▸ Input for this task:
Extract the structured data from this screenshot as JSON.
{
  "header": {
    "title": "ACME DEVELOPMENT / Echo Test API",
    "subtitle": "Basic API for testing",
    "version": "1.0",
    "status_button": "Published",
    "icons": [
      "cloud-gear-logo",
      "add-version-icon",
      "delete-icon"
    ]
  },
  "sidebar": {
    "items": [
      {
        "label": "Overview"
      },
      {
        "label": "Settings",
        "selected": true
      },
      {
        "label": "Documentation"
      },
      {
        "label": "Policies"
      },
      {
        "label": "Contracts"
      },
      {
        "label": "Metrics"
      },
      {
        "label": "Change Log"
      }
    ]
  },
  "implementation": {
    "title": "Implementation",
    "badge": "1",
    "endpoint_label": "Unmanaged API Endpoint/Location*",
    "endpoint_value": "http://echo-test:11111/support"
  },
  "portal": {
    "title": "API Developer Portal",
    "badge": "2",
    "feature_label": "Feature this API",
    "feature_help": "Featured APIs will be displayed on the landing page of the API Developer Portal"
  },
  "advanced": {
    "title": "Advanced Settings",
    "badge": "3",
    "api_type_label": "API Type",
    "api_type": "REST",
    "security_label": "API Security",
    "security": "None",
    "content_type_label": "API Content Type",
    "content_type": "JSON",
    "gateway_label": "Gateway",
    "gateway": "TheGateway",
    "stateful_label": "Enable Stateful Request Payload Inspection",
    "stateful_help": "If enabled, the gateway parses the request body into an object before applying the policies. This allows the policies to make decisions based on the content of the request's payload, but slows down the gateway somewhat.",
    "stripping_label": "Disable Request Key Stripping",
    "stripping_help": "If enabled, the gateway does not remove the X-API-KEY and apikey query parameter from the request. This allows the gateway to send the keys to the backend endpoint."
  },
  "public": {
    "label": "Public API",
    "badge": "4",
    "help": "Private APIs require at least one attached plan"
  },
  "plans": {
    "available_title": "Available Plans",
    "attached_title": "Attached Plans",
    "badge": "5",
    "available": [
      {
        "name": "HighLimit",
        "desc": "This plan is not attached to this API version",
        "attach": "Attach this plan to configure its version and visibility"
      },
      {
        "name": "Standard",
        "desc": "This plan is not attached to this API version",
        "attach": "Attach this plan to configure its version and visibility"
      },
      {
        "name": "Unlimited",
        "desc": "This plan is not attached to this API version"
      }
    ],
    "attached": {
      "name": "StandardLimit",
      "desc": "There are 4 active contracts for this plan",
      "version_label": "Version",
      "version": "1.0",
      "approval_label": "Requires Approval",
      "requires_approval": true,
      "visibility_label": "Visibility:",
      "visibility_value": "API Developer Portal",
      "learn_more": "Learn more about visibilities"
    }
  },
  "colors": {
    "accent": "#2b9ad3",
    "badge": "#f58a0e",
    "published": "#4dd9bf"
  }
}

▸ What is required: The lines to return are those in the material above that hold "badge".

▸ Written answer:
    "badge": "1",
    "badge": "2",
    "badge": "3",
    "badge": "4",
    "badge": "5",
    "badge": "#f58a0e",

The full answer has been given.